Robustness and Reliability in the Analysis of Count Data
Associate Professor and Stephen and Christy King Faculty Fellow
Gies College of Business, University of Illinois at Urbana-Champaign
Director of Graduate Studies (Business Administration)
Academic Director, Illinois Consulting Academy
Associate Professor, College of Law
Deepak Somaya is an Associate Professor of Strategy and Entrepreneurship and the Stephen and Christy King Faculty Fellow in the College of Business, University of Illinois at Urbana-Champaign. He also holds a courtesy appointment in the University of Illinois College of Law. Deepak received his Ph.D. in Business Administration from the Walter A. Haas School of Business at the University of California at Berkeley, his MBA from the Indian Institute of Management (Calcutta), and his B.Tech. in mechanical engineering from the Indian Institute of Technology (Bombay). In his research, he studies how companies strategize about and derive competitive advantage from their knowledge assets, including the use of inter-organizational relationships to achieve these objectives. Deepak’s research has been published in several journal articles, book chapters and conference proceedings, and received several awards including a best dissertation award (Technology and Innovation Division, Academy of Management), conference best paper awards, and the 2012 California Management Review Best Article Award. He teaches courses on Strategic Management, Technology Strategy, and Strategic Human Capital. Deepak currently serves on the editorial boards of the Academy of Management Review, Journal of Management, Strategic Entrepreneurship Journal and Strategic Management Journal.
Management research often seeks to explain and predict phenomena that are represented by count data (integer non-negative outcomes), which has led to a proliferation of count models in empirical work. Examples of such phenomena include alliances, board directorships, initial public offerings, lawsuits, licenses, start-ups, patents, and product introductions. The appropriate use of count data models entail several critical issues, which we catalog in two broad subsets – those related to the functional specification of the mean and those related to distributional assumptions. We examine alternative empirical approaches towards these critical issues and recommend best practices. By so doing, we hope to facilitate robust and reliable modeling and interpretation of count phenomena in future research.
Digital Reader: Resources Recommended by the Speaker

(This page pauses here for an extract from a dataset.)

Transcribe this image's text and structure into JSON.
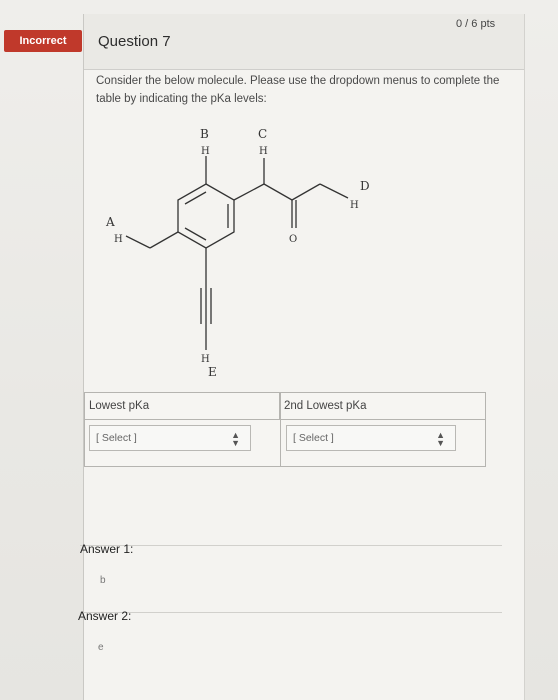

Colin Cameron and Pravin Trivedi. 1998. Regression Analysis of Count Data. Cambridge, U.K.: Cambridge University Press.
Rainer Winkelmann. 2013. Econometric Analysis of Count Data. Fourth Edition. New York: Springer.